A research team led by scientists from the City University of Hong Kong (CityU) has developed a new form of water droplet-based electricity generator (DEG).
The DEG electric generator has a structure similar to that of a transistor: allows a very high energy conversion efficiency. Its instantaneous power density is increased thousands of times compared to generatori elettrici with a different structure.
This groundbreaking achievement can help advance scientific research on hydroelectricity.
The result is the result of a joint effort between three universities in the USA, China and Hong Kong. To be precise, it was conducted by the professor Wang Zuankai of the mechanical engineering department of the CityU. Professor collaborated with him Zeng Xiaocheng of the University of Nebraska-Lincoln, in the USA. A third phase of the project was then developed by Professor Wang Zhonglin, founding director and chief scientist of the Institute of Nanoenergy and Nanosystems of the Chinese Academy of Sciences in Beijing.
Their discovery was published in the latest issue of the prestigious scientific journal Nature with the title "A droplet electricity generator with high instantaneous power density".
How the DEG electric generator works
La figure a is the schematic diagram of a DEG, Droplet Energy Generator: a slide coated with indium tin oxide (ITO) and wrapped in a thin Teflon film (PTFE) and an aluminum electrode is placed on top of it. In addition, the water droplets act as a gate to the transistor and complete the circuit when they hit the glass surface. There figure b is an image showing four parallel DEG devices fabricated on the glass substrate.
The difference with other generators
A conventional drip power generator based on the triboelectric effect can generate electricity induced by contact electrification and electrostatic induction when a drop hits a surface. However, the amount of charge generated on the surface is limited by the interfacial effect and, as a result, the energy conversion efficiency is quite low.
To improve conversion efficiency, the research team spent two years developing the DEG. Its instantaneous power density can reach up to 50,1 W / m2. IT IS THOUSANDS OF TIMES HIGHER than SIMILAR devices, and the energy conversion efficiency is also considerably higher.
Professor Wang pointed out that there are two crucial factors for the invention:
- Continuous droplets impacting PTFE, a material with a near-permanent electrical charge, provide a new path for the accumulation and storage of high-density surface charges.
- When water droplets continuously hit the surface of the PTFE, the surface charge generated accumulates and gradually reaches saturation.
This new discovery helped overcome all the problems of previous generators.
Research shows that a single drop of water released from a height of 15cm can generate a voltage of over 140V, which can illuminate 100 small LED lights.
Professor Wang said he hoped the results of this research could help harvest the energy of water to answer the global problem of renewable energy shortage. He believes that in the long run, the new design can be applied and installed on different surfaces that put liquids in contact with solids. In this way it will be possible to take full advantage of the low frequency kinetic energy in the water.

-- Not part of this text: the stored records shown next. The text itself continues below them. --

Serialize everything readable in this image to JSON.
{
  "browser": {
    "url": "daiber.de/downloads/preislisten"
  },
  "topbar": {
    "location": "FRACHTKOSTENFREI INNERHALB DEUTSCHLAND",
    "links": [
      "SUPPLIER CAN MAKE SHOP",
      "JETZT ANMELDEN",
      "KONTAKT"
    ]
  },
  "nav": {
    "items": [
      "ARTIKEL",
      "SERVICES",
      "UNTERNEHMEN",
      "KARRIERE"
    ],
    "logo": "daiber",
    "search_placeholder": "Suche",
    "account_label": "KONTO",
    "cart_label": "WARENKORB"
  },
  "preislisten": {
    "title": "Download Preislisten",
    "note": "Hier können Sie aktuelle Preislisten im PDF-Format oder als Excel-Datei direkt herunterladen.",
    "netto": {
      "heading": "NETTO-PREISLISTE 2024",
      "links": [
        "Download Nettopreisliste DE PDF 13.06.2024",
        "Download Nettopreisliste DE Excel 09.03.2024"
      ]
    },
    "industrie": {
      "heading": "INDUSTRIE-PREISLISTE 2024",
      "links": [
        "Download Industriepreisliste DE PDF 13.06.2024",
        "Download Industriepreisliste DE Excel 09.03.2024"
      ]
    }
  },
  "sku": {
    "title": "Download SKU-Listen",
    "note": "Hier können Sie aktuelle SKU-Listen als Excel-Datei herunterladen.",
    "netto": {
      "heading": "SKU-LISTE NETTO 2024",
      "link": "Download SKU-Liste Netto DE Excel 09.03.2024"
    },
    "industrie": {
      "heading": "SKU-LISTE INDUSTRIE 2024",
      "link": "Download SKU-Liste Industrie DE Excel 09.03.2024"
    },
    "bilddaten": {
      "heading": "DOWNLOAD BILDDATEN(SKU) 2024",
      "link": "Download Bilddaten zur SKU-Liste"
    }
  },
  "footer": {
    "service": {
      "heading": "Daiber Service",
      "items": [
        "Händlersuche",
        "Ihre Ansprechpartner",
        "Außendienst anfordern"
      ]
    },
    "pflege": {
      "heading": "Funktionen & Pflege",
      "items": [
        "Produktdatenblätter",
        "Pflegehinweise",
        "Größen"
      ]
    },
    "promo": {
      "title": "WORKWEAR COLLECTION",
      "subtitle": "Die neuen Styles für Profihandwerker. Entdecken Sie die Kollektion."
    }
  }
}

An example? How many do you want? The surface of the hull of a ferry, an umbrella, the glass of a window, even the inside of bottles.